A love letter to fandom and the fans that make it up, Ship It by Britta Lundin is a timely and charming take on pop culture and self discovery.
Claire is a sixteen-year-old fangirl obsessed with the show Demon Heart. Forest is an actor on Demon Heart who dreams of bigger roles. When the two meet at a local Comic-Con panel, it’s a dream come true for Claire. Until the Q&A, that is, when Forest laughs off Claire’s assertion that his character is gay. Claire is devastated. After all, every last word of her super-popular fanfic revolves around the romance between Forest’s character and his male frenemy. She can’t believe her hero turned out to be a closed-minded jerk. Forest is mostly confused that anyone would think his character is gay. Because he’s not. Definitely not.
Unfortunately for Demon Heart, when the video of the disastrous Q&A goes viral, the producers have a PR nightmare on their hands. In order to help bolster their image within the LGBTQ+ community-as well as with their fans-they hire Claire to join the cast for the rest of their publicity tour. What ensues is a series of colorful Comic-Con clashes between the fans and the show that lead Forest to question his assumptions about sexuality and help Claire come out of her shell. But how far will Claire go to make her ship canon? To what lengths will Forest go to stop her and protect his career? And will Claire ever get the guts to make a move on Tess, the very cute, extremely cool fanartist she keeps running into?
Okay, first things first. This book is just so darn cute. The characters and romance are so sweet and endearing, and I loved the unexpected dual narratives of Claire and Forest. With both perspective, the book becomes more than just a single fan’s passion — it’s about the relationship between fans and the fandom they are a part of; the content creators and the fans that support their work.
And while the book is about fandom — it’s also about self-discovery, with both Claire and Forest finding themselves learning more about themselves and they type of people they want to be.
But back to the fandom.
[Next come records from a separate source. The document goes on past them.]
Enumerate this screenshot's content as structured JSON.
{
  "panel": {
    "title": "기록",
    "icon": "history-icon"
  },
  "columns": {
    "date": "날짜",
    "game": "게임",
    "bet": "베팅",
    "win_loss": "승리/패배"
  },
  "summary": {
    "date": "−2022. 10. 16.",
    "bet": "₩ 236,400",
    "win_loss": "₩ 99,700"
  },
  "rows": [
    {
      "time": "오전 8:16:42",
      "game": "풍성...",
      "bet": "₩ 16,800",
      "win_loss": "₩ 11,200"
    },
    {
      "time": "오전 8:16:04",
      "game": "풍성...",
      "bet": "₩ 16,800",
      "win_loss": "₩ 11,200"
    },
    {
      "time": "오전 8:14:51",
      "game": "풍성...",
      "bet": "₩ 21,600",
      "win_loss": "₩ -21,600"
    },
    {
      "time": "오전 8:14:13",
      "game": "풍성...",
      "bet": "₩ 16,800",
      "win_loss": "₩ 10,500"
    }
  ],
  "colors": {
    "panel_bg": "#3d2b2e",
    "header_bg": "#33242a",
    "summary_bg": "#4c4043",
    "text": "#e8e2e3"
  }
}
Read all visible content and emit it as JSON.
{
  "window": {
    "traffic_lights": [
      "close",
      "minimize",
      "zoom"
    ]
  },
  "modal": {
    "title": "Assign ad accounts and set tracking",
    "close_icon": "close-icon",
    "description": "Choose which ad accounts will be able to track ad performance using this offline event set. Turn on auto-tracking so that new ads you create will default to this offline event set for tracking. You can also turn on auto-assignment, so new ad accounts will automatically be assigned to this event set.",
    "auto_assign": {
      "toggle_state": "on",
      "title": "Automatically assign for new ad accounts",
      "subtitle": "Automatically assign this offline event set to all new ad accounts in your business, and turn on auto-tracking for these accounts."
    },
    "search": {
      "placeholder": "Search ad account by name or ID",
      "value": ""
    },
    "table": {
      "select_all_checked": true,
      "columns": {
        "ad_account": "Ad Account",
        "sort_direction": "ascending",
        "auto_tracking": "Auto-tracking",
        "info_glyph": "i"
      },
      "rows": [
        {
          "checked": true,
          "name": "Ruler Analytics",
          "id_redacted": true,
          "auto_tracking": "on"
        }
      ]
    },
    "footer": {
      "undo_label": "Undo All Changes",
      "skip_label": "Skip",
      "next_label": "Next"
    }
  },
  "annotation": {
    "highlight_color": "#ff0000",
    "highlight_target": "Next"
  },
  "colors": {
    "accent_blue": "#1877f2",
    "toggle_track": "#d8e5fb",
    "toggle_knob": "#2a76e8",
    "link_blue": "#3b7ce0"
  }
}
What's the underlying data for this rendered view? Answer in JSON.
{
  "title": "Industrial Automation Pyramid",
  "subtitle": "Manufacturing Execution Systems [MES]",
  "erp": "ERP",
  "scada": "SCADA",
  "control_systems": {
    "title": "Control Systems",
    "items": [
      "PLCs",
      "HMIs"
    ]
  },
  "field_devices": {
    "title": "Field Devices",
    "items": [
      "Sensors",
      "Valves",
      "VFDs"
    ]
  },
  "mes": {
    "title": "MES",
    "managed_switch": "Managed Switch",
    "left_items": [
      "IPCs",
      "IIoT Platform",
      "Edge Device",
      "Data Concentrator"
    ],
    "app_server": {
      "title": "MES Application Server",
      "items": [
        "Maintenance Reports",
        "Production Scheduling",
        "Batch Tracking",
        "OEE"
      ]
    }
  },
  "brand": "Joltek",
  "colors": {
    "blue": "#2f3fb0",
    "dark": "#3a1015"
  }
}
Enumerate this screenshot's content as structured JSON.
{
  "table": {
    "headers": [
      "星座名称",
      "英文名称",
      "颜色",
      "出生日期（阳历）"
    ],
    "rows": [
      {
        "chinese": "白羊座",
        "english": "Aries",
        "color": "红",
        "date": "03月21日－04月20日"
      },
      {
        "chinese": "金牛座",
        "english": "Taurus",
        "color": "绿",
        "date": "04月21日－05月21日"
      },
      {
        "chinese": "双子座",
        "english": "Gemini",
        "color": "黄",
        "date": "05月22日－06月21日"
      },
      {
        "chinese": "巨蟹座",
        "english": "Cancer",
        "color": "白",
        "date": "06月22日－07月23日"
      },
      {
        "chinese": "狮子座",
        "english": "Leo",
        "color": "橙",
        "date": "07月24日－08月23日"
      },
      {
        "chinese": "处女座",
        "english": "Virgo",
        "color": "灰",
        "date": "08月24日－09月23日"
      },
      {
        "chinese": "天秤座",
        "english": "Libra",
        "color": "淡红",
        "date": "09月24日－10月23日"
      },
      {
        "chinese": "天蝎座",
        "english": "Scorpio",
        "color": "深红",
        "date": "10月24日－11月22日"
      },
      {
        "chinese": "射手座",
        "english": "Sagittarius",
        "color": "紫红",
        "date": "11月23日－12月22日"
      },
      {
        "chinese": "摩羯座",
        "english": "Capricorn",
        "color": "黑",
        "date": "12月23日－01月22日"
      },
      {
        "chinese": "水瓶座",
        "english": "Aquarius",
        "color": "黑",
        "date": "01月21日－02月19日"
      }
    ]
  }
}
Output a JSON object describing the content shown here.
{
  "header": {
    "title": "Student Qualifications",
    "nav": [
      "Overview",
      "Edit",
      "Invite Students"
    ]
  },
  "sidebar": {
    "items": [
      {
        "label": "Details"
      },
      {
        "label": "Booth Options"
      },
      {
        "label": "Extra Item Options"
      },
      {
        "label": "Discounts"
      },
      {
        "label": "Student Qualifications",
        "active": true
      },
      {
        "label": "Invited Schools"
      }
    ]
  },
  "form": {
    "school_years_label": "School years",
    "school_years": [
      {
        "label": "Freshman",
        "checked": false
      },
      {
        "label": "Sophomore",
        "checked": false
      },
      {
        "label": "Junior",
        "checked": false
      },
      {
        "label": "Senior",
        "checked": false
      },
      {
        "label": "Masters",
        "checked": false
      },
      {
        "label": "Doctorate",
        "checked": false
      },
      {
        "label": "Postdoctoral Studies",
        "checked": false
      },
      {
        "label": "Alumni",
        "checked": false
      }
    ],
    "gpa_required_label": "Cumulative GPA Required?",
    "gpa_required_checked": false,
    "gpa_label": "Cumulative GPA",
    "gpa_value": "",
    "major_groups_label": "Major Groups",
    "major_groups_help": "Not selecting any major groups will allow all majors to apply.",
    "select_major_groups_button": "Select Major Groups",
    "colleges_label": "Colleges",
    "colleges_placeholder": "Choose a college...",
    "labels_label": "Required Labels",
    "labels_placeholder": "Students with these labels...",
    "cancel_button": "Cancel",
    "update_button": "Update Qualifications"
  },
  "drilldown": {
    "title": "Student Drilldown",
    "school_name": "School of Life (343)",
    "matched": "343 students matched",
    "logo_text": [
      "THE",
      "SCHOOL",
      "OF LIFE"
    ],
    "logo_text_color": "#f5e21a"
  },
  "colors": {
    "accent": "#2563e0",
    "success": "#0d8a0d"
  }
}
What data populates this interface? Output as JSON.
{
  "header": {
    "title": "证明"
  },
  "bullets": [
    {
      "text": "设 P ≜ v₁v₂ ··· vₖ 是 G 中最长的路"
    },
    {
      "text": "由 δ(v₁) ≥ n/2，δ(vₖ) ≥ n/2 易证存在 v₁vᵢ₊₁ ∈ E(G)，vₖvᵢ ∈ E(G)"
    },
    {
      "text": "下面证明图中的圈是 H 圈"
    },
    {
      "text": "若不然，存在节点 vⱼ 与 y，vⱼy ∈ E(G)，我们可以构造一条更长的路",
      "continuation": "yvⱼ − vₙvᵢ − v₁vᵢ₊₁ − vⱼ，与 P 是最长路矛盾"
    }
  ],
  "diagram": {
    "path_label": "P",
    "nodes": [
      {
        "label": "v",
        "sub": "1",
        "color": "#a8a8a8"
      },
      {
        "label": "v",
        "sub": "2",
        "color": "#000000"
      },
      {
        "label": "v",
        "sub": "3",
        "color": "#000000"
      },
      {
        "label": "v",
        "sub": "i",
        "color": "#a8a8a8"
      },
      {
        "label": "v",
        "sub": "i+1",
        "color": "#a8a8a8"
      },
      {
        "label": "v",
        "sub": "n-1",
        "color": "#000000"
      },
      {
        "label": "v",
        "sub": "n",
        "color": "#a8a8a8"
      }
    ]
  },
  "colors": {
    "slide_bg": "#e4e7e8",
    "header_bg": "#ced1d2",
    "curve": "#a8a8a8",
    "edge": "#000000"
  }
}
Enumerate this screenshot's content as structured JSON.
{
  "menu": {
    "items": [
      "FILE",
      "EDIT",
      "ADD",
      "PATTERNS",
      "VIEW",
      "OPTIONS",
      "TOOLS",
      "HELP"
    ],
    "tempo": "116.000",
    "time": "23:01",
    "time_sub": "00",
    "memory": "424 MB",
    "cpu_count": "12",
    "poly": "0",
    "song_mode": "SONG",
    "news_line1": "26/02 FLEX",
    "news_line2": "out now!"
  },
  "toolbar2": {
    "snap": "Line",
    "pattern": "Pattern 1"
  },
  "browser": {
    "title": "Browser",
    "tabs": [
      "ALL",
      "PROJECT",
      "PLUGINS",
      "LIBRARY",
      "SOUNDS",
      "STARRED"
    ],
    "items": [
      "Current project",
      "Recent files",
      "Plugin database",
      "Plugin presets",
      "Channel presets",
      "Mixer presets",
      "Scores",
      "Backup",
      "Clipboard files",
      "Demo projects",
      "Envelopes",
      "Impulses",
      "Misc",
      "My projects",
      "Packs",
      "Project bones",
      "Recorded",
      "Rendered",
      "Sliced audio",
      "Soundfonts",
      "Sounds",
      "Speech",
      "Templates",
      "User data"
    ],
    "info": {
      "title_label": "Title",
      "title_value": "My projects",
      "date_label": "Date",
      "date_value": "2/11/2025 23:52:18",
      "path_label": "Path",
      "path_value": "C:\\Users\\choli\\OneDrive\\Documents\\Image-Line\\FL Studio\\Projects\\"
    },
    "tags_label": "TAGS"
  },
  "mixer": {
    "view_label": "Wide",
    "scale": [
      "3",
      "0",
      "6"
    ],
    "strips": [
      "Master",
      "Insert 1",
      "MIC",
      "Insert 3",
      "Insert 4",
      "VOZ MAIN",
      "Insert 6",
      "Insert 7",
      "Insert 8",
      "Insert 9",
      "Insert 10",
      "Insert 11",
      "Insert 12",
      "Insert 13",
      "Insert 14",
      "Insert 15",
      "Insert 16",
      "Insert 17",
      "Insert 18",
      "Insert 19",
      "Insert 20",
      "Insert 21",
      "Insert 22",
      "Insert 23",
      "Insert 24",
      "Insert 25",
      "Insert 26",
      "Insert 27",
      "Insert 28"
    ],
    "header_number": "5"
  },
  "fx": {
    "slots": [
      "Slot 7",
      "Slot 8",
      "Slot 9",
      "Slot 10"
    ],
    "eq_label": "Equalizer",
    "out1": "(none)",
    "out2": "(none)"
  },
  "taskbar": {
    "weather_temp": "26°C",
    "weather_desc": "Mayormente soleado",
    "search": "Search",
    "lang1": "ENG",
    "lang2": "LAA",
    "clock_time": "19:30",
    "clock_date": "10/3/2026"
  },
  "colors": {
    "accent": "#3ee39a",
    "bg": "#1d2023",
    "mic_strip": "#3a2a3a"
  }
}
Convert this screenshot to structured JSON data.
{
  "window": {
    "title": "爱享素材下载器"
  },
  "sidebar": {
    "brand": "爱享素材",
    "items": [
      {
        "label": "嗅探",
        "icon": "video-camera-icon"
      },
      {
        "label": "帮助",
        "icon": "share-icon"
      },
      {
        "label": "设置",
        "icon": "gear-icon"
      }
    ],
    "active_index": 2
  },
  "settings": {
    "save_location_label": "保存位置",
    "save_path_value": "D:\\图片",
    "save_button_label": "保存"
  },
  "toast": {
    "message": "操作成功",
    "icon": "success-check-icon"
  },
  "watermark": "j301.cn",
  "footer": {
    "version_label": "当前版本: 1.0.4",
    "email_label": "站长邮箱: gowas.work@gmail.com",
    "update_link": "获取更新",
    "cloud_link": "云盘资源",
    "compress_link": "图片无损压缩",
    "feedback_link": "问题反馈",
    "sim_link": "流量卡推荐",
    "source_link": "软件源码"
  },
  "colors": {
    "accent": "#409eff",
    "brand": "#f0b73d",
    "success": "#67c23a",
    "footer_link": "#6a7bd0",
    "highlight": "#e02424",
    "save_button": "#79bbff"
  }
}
Because at it’s heart, Ship It IS a book about fandom; what it means to be a fan and the different ways you can be a fan. That there’s no right or wrong way to love something. It also touches on what it means to be a woman — and a girl — in fandom; the way teenage girls, in particular, are treated with disdain equally by the male fans who think they are the Only Fans That Matter, and the content creators who still foolishly believe that catering to white dudes is the only way to make something successful.
Ship It really is a book that is chock-full of goodies to devour: a meet-cute F/F romance; a celebration of fandom; an exploration of sexuality, pop culture, fandom, and identity. It’s also sweet and charming and funny as hell, while still giving meaningful time to its heavier topics.
Ship It is in stores now.